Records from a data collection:

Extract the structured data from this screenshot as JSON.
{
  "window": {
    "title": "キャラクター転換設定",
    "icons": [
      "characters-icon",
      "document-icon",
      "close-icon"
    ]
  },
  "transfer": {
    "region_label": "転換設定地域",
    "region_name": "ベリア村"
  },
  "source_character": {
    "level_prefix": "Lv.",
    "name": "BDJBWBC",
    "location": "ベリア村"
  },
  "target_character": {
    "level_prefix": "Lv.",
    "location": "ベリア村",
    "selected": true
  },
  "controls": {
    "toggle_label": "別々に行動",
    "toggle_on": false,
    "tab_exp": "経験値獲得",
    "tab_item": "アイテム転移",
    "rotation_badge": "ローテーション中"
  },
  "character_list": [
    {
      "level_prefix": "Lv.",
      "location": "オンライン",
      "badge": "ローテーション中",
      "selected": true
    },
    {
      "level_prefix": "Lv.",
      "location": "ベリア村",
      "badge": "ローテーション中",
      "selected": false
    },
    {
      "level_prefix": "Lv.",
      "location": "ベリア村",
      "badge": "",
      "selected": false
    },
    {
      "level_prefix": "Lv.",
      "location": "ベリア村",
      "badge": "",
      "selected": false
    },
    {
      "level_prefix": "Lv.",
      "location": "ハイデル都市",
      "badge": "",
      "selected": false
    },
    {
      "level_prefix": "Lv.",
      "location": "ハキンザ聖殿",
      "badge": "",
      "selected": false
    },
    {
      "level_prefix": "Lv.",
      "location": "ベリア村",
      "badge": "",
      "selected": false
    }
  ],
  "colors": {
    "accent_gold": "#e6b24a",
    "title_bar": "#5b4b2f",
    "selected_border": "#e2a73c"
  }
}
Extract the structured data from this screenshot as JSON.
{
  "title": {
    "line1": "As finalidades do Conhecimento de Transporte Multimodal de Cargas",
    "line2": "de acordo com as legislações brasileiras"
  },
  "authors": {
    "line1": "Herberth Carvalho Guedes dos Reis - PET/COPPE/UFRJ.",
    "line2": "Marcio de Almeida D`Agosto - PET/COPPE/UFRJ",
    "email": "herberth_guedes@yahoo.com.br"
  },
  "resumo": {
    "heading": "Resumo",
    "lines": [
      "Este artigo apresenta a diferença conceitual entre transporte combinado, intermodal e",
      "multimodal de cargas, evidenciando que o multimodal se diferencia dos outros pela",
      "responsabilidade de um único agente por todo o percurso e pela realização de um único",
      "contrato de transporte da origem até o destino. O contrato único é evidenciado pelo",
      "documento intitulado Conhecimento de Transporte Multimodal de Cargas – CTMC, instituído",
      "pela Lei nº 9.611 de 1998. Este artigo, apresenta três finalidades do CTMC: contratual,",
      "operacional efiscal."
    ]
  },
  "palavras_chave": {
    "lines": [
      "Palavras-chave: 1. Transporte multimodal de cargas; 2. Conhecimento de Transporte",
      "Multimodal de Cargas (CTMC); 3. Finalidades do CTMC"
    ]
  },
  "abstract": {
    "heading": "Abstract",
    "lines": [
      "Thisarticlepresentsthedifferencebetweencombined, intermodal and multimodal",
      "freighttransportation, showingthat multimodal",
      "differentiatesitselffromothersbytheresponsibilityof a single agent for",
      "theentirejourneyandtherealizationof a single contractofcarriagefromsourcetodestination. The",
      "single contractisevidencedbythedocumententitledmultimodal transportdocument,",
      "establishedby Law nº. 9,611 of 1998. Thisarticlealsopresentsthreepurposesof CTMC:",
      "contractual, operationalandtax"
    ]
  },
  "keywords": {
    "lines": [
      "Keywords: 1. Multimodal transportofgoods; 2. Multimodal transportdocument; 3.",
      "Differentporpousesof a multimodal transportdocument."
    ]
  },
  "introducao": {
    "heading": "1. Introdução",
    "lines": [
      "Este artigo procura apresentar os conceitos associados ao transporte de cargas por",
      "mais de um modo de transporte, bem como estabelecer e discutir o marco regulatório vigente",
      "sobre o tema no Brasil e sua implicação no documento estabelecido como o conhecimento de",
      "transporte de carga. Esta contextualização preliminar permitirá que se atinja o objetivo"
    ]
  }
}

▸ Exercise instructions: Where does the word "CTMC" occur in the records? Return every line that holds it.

▸ Written response:
      "documento intitulado Conhecimento de Transporte Multimodal de Cargas – CTMC, instituído",
      "pela Lei nº 9.611 de 1998. Este artigo, apresenta três finalidades do CTMC: contratual,",
      "Multimodal de Cargas (CTMC); 3. Finalidades do CTMC"
      "establishedby Law nº. 9,611 of 1998. Thisarticlealsopresentsthreepurposesof CTMC:",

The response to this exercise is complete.